Health Benefits of Walking
It's convenient. It's free. And it comes with a wealth of benefits. Don't underestimate the power of America's favorite physical activity-walking! All you have to do is lace up and head out the door. No gym or fancy equipment necessary. Witness some of the latest evidence for these benefits of walking.
Must Read: Can Walking Really Help You Lose Weight?
Improve Blood Sugar

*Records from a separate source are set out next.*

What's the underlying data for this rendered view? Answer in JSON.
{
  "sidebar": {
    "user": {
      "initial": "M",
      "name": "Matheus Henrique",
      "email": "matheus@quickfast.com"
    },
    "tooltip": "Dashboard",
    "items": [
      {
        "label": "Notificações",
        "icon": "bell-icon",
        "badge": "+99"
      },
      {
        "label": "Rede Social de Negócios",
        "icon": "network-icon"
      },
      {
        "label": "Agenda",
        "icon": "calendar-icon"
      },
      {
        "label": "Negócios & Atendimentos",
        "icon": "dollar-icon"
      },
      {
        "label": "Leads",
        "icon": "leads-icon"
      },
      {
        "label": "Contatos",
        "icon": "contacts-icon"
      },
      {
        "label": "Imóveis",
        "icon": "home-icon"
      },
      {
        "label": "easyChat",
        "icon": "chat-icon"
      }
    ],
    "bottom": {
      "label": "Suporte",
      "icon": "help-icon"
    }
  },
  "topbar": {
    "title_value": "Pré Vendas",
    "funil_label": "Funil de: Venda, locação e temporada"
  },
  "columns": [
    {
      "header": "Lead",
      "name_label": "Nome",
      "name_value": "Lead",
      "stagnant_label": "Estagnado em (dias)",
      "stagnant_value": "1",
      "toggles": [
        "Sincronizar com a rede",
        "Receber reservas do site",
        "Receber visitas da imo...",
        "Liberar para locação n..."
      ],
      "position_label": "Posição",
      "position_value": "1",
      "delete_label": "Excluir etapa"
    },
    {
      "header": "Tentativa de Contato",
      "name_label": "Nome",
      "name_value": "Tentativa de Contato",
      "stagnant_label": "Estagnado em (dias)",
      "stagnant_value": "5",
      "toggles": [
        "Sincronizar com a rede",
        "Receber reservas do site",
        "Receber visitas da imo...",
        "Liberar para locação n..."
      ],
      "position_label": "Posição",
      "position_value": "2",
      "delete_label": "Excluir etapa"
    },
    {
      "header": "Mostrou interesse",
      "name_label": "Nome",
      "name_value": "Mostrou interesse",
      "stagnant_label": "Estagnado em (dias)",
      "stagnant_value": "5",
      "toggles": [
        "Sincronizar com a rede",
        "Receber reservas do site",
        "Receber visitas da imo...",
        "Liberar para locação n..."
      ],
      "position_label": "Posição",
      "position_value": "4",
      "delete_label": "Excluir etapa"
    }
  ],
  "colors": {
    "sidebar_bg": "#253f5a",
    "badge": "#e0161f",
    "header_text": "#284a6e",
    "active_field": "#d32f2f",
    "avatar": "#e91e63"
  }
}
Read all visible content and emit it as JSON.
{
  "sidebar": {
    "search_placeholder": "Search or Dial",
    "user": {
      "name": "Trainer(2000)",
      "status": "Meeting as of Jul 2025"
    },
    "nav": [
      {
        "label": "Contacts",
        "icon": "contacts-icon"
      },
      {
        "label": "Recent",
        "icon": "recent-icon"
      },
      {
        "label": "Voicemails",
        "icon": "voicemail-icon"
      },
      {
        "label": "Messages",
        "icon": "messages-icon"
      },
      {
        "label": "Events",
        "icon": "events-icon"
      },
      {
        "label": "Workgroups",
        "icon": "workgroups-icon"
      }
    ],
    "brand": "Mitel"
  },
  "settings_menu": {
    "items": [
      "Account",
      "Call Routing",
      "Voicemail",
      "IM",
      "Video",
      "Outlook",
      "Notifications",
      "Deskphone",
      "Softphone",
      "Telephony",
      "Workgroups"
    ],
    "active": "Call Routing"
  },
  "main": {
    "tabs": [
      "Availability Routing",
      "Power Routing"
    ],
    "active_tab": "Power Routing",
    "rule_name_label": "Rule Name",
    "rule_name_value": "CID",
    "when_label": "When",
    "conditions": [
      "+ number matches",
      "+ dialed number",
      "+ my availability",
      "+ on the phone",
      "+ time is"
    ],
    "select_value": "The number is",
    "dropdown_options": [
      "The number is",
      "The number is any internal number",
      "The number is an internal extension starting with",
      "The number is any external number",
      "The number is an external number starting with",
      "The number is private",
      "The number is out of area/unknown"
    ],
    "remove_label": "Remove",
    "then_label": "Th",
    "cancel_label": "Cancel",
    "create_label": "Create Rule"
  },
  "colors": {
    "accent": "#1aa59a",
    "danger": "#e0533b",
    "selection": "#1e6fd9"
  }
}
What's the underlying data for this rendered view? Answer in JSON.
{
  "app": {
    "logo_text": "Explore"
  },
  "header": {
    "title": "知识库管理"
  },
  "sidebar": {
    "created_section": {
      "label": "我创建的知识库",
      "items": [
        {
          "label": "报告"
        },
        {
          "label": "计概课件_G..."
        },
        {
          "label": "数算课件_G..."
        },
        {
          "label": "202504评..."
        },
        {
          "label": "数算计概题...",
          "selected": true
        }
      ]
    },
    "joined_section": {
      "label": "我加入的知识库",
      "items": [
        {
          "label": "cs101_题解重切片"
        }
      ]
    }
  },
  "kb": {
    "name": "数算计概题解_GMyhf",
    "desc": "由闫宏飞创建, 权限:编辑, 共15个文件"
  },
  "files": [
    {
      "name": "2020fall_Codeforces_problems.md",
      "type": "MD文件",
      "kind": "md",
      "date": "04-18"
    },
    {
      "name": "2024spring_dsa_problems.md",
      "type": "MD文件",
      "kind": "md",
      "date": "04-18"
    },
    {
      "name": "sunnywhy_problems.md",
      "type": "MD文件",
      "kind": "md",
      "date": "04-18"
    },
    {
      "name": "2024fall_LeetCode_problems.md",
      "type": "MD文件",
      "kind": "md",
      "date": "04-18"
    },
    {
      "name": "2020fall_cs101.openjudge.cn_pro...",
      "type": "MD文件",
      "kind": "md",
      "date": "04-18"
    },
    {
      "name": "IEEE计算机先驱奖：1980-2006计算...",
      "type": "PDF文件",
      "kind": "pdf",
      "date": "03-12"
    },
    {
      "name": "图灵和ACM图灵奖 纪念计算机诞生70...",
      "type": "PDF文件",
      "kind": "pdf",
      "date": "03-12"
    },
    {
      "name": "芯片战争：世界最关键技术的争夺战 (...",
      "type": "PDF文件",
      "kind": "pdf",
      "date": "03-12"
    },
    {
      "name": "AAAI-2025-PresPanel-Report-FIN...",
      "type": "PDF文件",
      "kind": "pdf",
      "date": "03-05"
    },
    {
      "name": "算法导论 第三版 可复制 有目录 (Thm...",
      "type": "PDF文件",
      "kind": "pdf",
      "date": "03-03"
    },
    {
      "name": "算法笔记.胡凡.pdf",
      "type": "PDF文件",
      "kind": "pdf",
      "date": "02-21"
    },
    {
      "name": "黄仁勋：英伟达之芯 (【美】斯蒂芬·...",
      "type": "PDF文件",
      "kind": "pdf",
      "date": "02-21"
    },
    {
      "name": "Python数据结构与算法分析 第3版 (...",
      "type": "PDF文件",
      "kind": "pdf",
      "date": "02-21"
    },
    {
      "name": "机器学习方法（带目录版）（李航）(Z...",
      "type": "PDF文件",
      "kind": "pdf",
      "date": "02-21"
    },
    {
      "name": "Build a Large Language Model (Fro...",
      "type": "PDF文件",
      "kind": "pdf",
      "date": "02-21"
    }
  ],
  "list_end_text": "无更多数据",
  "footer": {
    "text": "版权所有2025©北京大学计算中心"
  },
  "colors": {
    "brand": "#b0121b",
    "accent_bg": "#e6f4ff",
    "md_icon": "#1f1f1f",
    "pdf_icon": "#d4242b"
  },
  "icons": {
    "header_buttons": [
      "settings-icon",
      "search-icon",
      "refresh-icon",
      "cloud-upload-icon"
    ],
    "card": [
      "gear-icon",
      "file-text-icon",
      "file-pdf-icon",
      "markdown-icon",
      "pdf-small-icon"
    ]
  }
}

A short jaunt around the block after you eat could help keep your blood sugar steady, especially if you have type 2 diabetes, according to research published in the journal Diabetologia. When adults with the condition walked for 10 minutes following every meal, they lowered their blood sugar 12 percent more, on average, than when they took a single 30-minute stroll each day. "Walking uses large muscles in your legs and torso-which require a lot of energy," explains Andrew Reynolds, Ph.D., lead study author and postdoctoral fellow at the University of Otago in New Zealand. "To get that energy, those muscles remove sugar from circulation and your blood sugar goes down." He adds that after-meal walks may also help prevent diabetes in the first place. (Get more lifestyle and diet tips to help lower blood sugar with 12 ways to lower blood sugar.)
Help Your Heart
You don't need crazy-hard cardio to strengthen your heart. A review of data from more than 130,000 women, published in the Journal of the American College of Cardiology, found that those who walked at least 30 minutes a day significantly lowered their risk of heart failure. Other research has found that exercisers-and most of them were walkers-reduced systolic blood pressure (the top number) by an average of nearly 9 mmHg, an improvement similar to that from medication, according to a meta-analysis in the British Journal of Sports Medicine. Getting at least 150 minutes of moderate-intensity exercise, like brisk walking, each week is the benchmark for heart benefits, according to the American Heart Association.
For couples trying to get pregnant, here's a reason to hoof it: researchers from the UMass Amherst found that overweight and obese women who regularly walked for at least 10 minutes at a time were nearly twice as likely to conceive as those who didn't go for a stroll. The researchers say that being at an unhealthy weight-which applies to nearly three-quarters of us-is linked to higher levels of chronic inflammation, which can affect fertility. But walking reduces that inflammation and also may lower stress levels, both benefits that improve your odds of welcoming that bundle of joy.
Sit less, move more
Spending too much time on your tush can lead to numerous health woes. But here's an easy fix: After an hour of sitting, walk around for two minutes. It could reduce your risk of early death by 33 percent, according to a study published in the Clinical Journal of the American Society of Nephrology.